A hostile work environment is one where the actions and behaviors of one or more individuals make it difficult or uncomfortable for others. When sexual harassment or behaviors are thrown into the mix, you'll find yourself in a sexually hostile environment. Here are the signs of such an environment, and what you can do about it.
Outright Discrimination or Harassment Based on Sex or Gender
It's illegal to discriminate against someone because of their sex. Sex or gender discrimination isn't the same as sexual harassment, but the two can cross over. Sexual harassment represents unwanted requests, comments, and physical conduct of a sexual nature.
These things can create a sexually hostile environment on their own. If your reaction to these unwanted advances causes you to lose a job, miss an opportunity, or affects your employment in any way, then it's sex discrimination.
Pervasive and Consistent Behaviors

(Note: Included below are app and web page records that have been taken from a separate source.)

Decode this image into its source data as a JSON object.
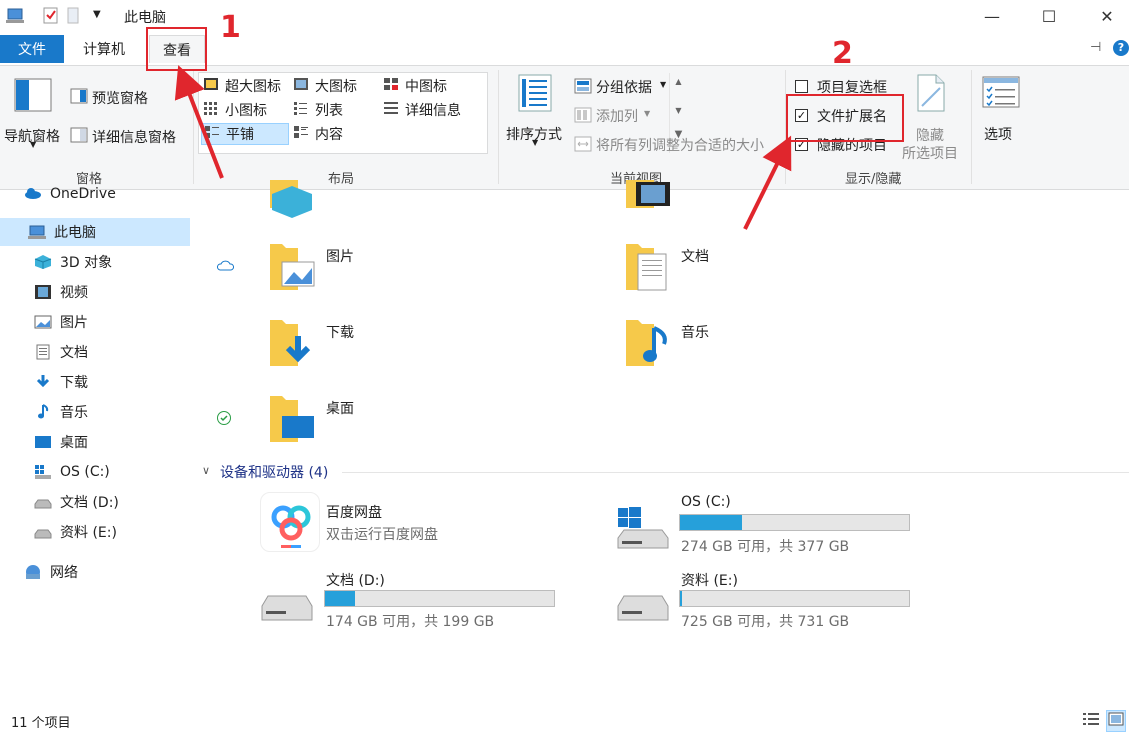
{
  "window": {
    "title": "此电脑",
    "minimize_glyph": "—",
    "maximize_glyph": "☐",
    "close_glyph": "✕"
  },
  "tabs": {
    "file": "文件",
    "computer": "计算机",
    "view": "查看"
  },
  "ribbon": {
    "panes": {
      "nav_pane": "导航窗格",
      "preview_pane": "预览窗格",
      "details_pane": "详细信息窗格",
      "group_label": "窗格"
    },
    "layout": {
      "items": [
        "超大图标",
        "大图标",
        "中图标",
        "小图标",
        "列表",
        "详细信息",
        "平铺",
        "内容"
      ],
      "selected": "平铺",
      "group_label": "布局"
    },
    "current_view": {
      "sort_by": "排序方式",
      "group_by": "分组依据",
      "add_columns": "添加列",
      "size_all_columns": "将所有列调整为合适的大小",
      "group_label": "当前视图"
    },
    "show_hide": {
      "item_checkboxes": "项目复选框",
      "item_checkboxes_checked": false,
      "file_extensions": "文件扩展名",
      "file_extensions_checked": true,
      "hidden_items": "隐藏的项目",
      "hidden_items_checked": true,
      "hide_selected_1": "隐藏",
      "hide_selected_2": "所选项目",
      "group_label": "显示/隐藏"
    },
    "options": "选项"
  },
  "nav": {
    "items": [
      {
        "label": "OneDrive",
        "icon": "cloud-icon"
      },
      {
        "label": "此电脑",
        "icon": "computer-icon",
        "selected": true
      },
      {
        "label": "3D 对象",
        "icon": "3d-objects-icon"
      },
      {
        "label": "视频",
        "icon": "video-icon"
      },
      {
        "label": "图片",
        "icon": "picture-icon"
      },
      {
        "label": "文档",
        "icon": "document-icon"
      },
      {
        "label": "下载",
        "icon": "download-icon"
      },
      {
        "label": "音乐",
        "icon": "music-icon"
      },
      {
        "label": "桌面",
        "icon": "desktop-icon"
      },
      {
        "label": "OS (C:)",
        "icon": "windows-drive-icon"
      },
      {
        "label": "文档 (D:)",
        "icon": "drive-icon"
      },
      {
        "label": "资料 (E:)",
        "icon": "drive-icon"
      },
      {
        "label": "网络",
        "icon": "network-icon"
      }
    ]
  },
  "folders": {
    "pictures": "图片",
    "documents": "文档",
    "downloads": "下载",
    "music": "音乐",
    "desktop": "桌面"
  },
  "devices": {
    "section_title": "设备和驱动器 (4)",
    "baidu": {
      "name": "百度网盘",
      "sub": "双击运行百度网盘"
    },
    "c": {
      "name": "OS (C:)",
      "sub": "274 GB 可用，共 377 GB",
      "used_fraction": 0.27
    },
    "d": {
      "name": "文档 (D:)",
      "sub": "174 GB 可用，共 199 GB",
      "used_fraction": 0.13
    },
    "e": {
      "name": "资料 (E:)",
      "sub": "725 GB 可用，共 731 GB",
      "used_fraction": 0.01
    }
  },
  "status": {
    "item_count": "11 个项目"
  },
  "annotations": {
    "step1": "1",
    "step2": "2"
  },
  "colors": {
    "accent": "#1979ca",
    "annotation": "#e0262d",
    "drive_bar": "#26a0da",
    "folder": "#f6c94a"
  }
}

One or two instances of lowbrow behaviors aren't always enough to constitute a sexually hostile environment. When the behaviors happen consistently, or are widespread, then it changes the entirety of the atmosphere you work in. There's a large degree of difference between something that annoys or upsets you for a day, and feeling outright anxiety each time you step onto the premises.

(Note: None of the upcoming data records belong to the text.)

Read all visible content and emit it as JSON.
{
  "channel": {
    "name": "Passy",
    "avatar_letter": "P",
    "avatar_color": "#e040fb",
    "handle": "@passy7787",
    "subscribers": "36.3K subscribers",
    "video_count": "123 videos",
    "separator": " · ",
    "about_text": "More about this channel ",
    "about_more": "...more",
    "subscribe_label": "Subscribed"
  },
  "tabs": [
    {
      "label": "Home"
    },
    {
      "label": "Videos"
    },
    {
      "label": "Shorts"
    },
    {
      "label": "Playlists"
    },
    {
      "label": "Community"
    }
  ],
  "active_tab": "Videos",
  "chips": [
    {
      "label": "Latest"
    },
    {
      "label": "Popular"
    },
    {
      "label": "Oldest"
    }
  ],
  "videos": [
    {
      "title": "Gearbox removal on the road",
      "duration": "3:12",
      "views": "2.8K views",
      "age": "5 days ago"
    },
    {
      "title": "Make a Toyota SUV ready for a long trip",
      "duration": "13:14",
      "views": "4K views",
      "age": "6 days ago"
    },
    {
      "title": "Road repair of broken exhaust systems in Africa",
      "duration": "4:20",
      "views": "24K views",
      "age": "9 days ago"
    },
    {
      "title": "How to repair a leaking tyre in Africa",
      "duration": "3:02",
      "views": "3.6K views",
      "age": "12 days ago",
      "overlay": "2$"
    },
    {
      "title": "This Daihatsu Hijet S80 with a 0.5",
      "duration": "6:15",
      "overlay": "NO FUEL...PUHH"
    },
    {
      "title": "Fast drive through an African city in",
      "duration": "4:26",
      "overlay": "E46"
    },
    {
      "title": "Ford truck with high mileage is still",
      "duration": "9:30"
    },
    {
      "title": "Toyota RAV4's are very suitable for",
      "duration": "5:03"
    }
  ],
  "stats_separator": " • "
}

What You Can Do to Combat a Sexually Hostile Environment
If it's an individual or two, you have every right to speak up. Feel free to ask the offending party to stop their behavior. If there's a level of intimidation involved, or you just would rather not approach the individual(s) then you can report your concerns.
Report anything that makes you uncomfortable to your HR department. You can also report to your superior. If they're a part of or the cause of the sexually hostile environment, then go to their superior. You should have a reasonable expectation your HR department or superiors will investigate and address your concerns.
It's important you use the channels established at your workplace for dealing with concerns of harassment or discrimination. Often, legal action can flounder if there's no evidence you brought the matter to the attention of your HR department or other workplace authority.
If nothing comes of your complaints, you can start legal actions. Sexual harassment and discrimination have both state and federal statutes to protect you. You should contact
- the Equal Employment Opportunity Commission;
- your state agency that handles discrimination cases;
- and a sexual harassment attorney.
An attorney like Davis George Mook can become especially important at this point. The attorney can help you prove you were in a pervasive sexually hostile environment. This can lead to you receiving a settlement for opportunities you missed due to your negative workplace atmosphere.